About this time each year, cybersecurity pundits cast predictions for what issues will make headlines in the year to come. We’ve certainly contributed our fair share.
Instead of assessing what the next 365 days will bring—an arbitrary timeframe, if you ask me—we’re looking forward with a three year rolling window. We’ll re-examine every year, highlighting what we’re still bullish on, and where our predictions no longer seem likely.
Most people define mobile devices — smartphones and tablets — as those running a mobile-optimized operating system (e.g. iOS, Android, Windows Phone). There’s a trend emerging, however, in which traditional mobile devices are gaining functionality typically associated with PCs. At the same time, PCs are being architected more like mobile devices — an interbreeding of species, if you will. The iPad Pro, for example, has a keyboard. With Windows 10, phones and tablets can run “Universal” apps that also run on PCs. Windows 10 also has application-layer sandboxing, code-signing, and an app store with apps pre-vetted by Microsoft. In certain configurations (i.e. enterprise-managed devices), a laptop running Windows 10 has a security architecture that looks strikingly similar to a smartphone or tablet. We expect the blending of species to continue and cause the classic differentiators between mobile devices and PCs to (eventually) disintegrate into a difference in nothing more than screen size.

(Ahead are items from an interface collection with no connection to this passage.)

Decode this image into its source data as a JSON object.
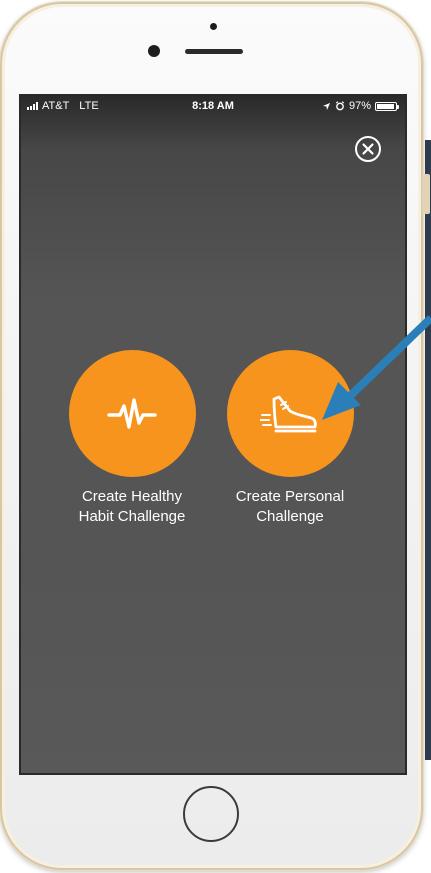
{
  "status_bar": {
    "carrier": "AT&T",
    "network": "LTE",
    "time": "8:18 AM",
    "battery_percent": "97%",
    "battery_level": 0.97,
    "icons": [
      "signal-icon",
      "location-arrow-icon",
      "alarm-icon",
      "battery-icon"
    ]
  },
  "close_button": {
    "icon": "close-circle-icon"
  },
  "actions": [
    {
      "label": "Create Healthy\nHabit Challenge",
      "icon": "heartbeat-icon"
    },
    {
      "label": "Create Personal\nChallenge",
      "icon": "running-shoe-icon"
    }
  ],
  "colors": {
    "accent": "#f7941d",
    "overlay": "#555555",
    "arrow": "#2b7fb8",
    "phone_frame": "#d8c7a4"
  }
}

The rumors of the enterprise network perimeter’s death have been greatly exaggerated. While many major breaches involve an attacker bypassing a firewall to get at valuable data behind it, most organizations still use the perimeter as a cornerstone of their security architecture. Even when moving to the cloud, enterprises often extend their perimeter to virtual systems. Because business needs dictate having innumerable exceptions to perimeter access controls (e.g. open ports for web services, partners and contractors needing access, VPNs and Wi-Fi granting access to unmanaged devices), IT no longer effectively controls what can get behind the firewall. We foresee “re-perimeterization,” where instead of monolithic internal networks, enterprises will build micro-perimeters that protect individual applications and data stores, each enforcing its own security policy.

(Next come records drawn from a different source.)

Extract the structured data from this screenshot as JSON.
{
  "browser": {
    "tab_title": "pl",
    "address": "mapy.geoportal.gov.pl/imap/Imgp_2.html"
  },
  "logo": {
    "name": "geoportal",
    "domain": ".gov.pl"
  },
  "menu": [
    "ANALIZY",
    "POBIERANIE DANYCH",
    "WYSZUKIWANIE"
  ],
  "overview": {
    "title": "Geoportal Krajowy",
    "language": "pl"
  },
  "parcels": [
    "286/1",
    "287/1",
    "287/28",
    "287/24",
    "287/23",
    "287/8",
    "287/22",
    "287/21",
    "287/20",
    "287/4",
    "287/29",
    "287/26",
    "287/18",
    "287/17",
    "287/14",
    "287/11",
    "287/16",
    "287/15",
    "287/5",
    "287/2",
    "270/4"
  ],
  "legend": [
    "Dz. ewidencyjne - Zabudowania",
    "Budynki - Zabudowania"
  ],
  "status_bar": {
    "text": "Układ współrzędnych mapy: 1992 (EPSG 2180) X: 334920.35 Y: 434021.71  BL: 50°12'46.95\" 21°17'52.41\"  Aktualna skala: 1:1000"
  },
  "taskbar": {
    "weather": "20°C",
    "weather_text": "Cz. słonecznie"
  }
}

In the past, increasing focus on cybersecurity meant buying “yet another box.” Deploying solutions without first understanding the problems to solve and a strategy to solve them has proven ineffective and mega-breaches have proliferated over the past few years. Real progress, however, will come by measuring *actual* risk reduction, instead of aiming for the hollow victory of solution deployment. Cybersecurity professionals will need to show how their technical solutions have reduced risk across an organization and the companies behind those technical solutions will need to measure success based on their effectiveness. This is a significant shift from the current paradigm that often highlights implementation over efficacy, and a lot of security vendors won’t be happy.
It’s fair to say that attackers are increasing their investment on iOS. If you view attackers as rational economic actors, investment in targeting iOS is logical, given Apple’s growing smartphone market share, currently around 14 percent globally as of Q2 2015 according to IDC. This year, for example, the XcodeGhost attack utilized trojanized versions of Xcode, Apple’s development environment, to inject malware into legitimate iOS apps when developers compiled them. Many of these infected apps subsequently made it onto the App Store.

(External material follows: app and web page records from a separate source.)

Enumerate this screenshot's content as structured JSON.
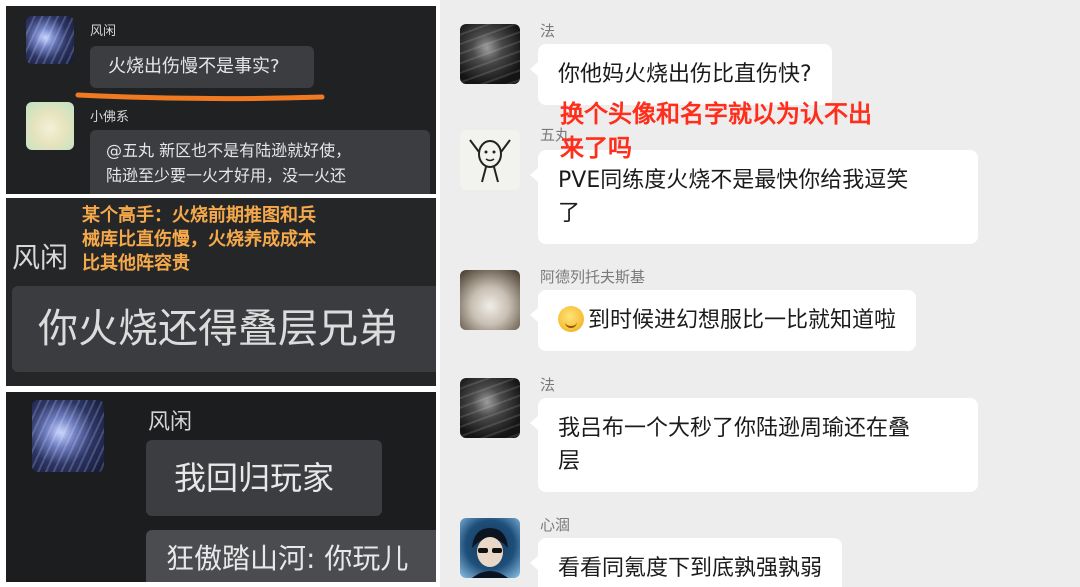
{
  "left": {
    "panel1": {
      "msg1": {
        "name": "风闲",
        "text": "火烧出伤慢不是事实?"
      },
      "msg2": {
        "name": "小佛系",
        "text_lines": [
          "@五丸  新区也不是有陆逊就好使，",
          "陆逊至少要一火才好用，没一火还"
        ]
      }
    },
    "panel2": {
      "caption_lines": [
        "某个高手：火烧前期推图和兵",
        "械库比直伤慢，火烧养成成本",
        "比其他阵容贵"
      ],
      "name": "风闲",
      "text": "你火烧还得叠层兄弟"
    },
    "panel3": {
      "name": "风闲",
      "text": "我回归玩家",
      "partial_text": "狂傲踏山河:  你玩儿"
    },
    "colors": {
      "highlight_underline": "#f07a22",
      "caption": "#f5a94a"
    }
  },
  "right": {
    "messages": [
      {
        "name": "法",
        "avatar_icon": "dark-anime-avatar-icon",
        "text": "你他妈火烧出伤比直伤快?"
      },
      {
        "name": "五丸",
        "avatar_icon": "doodle-character-avatar-icon",
        "text_lines": [
          "PVE同练度火烧不是最快你给我逗笑",
          "了"
        ]
      },
      {
        "name": "阿德列托夫斯基",
        "avatar_icon": "husky-dog-avatar-icon",
        "emoji": "thinking-face-emoji",
        "text": "到时候进幻想服比一比就知道啦"
      },
      {
        "name": "法",
        "avatar_icon": "dark-anime-avatar-icon",
        "text_lines": [
          "我吕布一个大秒了你陆逊周瑜还在叠",
          "层"
        ]
      },
      {
        "name": "心涸",
        "avatar_icon": "sunglasses-boy-avatar-icon",
        "text": "看看同氪度下到底孰强孰弱"
      }
    ],
    "overlay_lines": [
      "换个头像和名字就以为认不出",
      "来了吗"
    ],
    "colors": {
      "overlay": "#ff2d1a",
      "background": "#ededed",
      "bubble": "#ffffff"
    }
  }
}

We don’t believe that mainstream attacks from the App Store will become the norm. We do, however, foresee growth in enterprise-targeted iOS attacks given the large amount of data stored on and accessible to enterprise mobile devices and the high prevalence of iOS devices in enterprise environments. It’s highly likely that enterprise targeted attacks on iOS will be conducted via a combination of malicious apps, exploitation of vulnerabilities in legitimate apps, operating system exploitation, and end-user social engineering.
The password is possibly the single largest security problem on the Internet today. Weak passwords, individuals re-using passwords across sites, and password resets being available to anyone with access to your email all contribute to the password being an Achilles heel in even a very paranoid person’s security posture. Increasingly, individuals and organizations are adopting password managers and multi-factor authentication technologies to plug some of the holes in password-based authentication. Going forward, we foresee a world where practically everyone uses their smartphone as a multi-factor authentication element. In this world, the smartphone becomes your most valuable asset: both something that enables you to unlock your life online and a target for attackers seeking to access your services.
We also asked asked ourselves, “How many of our past predictions have actually come to pass?” Where is my flying car? Where is my hoverboard? We decided to look back at our past predictions to see what we got right and where we were wrong so we can get better in future years.
For more detail, check out our Slideshare.